EEVC Lesson Ten: Provide help tips about your product. I love this part so much. Thanks to Sola-Salaku Ajulo for mentioning it. This is more like content marketing. The aim of this is for your customers to know you, like you and trust you. I call it the KLT Factor. In fact, you’re setting yourself as an authority in your field when you do it the right way.
EEVC Lesson Eleven: Research your customers communication habit choose the media platform they are. This is more like knowing your customers that I mentioned in Lesson two. What communication channel do your customers use? Do they prefer email, Social media, Radio or Newspapers. Like whatever your customers like and be where your customers are.
EEVC Lesson Twelve: Have a website for your business. I know you will say that you’re on social media already. While that is good, there are many reasons why your business needs a website. Among them is full control over your online presence. Facebook and other social media platforms can ban you anytime. Having your own website is the right thing to do for your business. Besides, your customers are constantly finding you online and if they don’t find you, they go to your competitors.
EEVC Lesson Thirteen: Sola-Salako Ajulo said and I quote “Don’t feel, just get up and do.” Now is the time to start. Don’t wait till tomorrow. Take action on what you already have and start immediately.

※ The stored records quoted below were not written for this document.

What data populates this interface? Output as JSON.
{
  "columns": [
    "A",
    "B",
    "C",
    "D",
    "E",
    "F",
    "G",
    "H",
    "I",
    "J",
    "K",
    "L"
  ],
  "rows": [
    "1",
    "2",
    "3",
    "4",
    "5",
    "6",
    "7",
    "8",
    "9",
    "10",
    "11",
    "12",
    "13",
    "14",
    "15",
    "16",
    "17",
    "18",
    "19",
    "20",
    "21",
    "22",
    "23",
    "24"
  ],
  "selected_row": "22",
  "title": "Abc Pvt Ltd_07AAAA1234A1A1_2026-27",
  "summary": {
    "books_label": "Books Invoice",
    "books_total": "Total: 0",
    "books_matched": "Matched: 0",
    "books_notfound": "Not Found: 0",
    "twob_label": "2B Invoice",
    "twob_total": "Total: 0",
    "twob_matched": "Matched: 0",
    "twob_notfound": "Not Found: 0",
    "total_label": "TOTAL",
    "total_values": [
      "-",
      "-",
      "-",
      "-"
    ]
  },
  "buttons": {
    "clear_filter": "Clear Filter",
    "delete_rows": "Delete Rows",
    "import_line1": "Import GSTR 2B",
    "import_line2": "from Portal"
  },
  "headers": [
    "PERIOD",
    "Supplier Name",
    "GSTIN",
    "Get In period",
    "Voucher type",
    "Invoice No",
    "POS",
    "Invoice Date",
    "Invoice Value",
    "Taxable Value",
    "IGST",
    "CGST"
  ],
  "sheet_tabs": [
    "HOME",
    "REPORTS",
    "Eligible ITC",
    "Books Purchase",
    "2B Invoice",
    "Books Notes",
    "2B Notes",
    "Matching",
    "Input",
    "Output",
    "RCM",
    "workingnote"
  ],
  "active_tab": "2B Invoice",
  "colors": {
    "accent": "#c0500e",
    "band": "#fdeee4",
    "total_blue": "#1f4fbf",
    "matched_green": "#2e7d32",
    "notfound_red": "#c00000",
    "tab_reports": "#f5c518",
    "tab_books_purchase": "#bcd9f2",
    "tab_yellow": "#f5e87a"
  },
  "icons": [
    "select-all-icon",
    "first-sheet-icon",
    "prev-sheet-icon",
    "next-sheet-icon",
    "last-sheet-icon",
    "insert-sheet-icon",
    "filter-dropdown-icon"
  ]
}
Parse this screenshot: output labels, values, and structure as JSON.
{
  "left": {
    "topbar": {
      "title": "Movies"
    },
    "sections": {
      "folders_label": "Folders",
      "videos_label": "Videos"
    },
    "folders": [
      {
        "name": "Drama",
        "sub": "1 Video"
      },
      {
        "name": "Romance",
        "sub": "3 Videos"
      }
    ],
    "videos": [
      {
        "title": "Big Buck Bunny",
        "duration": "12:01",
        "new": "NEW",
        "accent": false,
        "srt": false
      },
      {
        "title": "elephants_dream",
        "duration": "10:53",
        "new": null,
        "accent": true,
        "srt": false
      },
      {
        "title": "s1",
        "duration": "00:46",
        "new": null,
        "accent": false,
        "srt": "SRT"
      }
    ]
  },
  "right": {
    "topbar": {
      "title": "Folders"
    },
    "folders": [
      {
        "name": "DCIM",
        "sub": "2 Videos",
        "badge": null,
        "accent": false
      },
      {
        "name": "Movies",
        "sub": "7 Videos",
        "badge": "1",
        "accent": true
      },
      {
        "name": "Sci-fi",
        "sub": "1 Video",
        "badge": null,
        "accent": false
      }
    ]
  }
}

Either you want to start a business or invest in knowledge that would help your business grow, start now.
Recommended Read: How To Build a Successful Business as a Woman
Remember, it is not what you don’t have that limits you, it is what you have but don’t know how to use. All that you need to succeed is in you.
Bonus Lesson: spice up every of your event with someone like Sola Shittu. This guy is crazily amazing. His song, #ProudlyEkiti, was one of the most interesting part of the event.
Those are 13 lessons I learnt from Ekiti Event Vendors Conference 2019. I believe that you have enjoyed this article. Go and start.
Where you at the Ekiti Event Vendors Conference 2019? What other lessons did you learn that I didn’t add in this post? Please share them with us using the comment box below.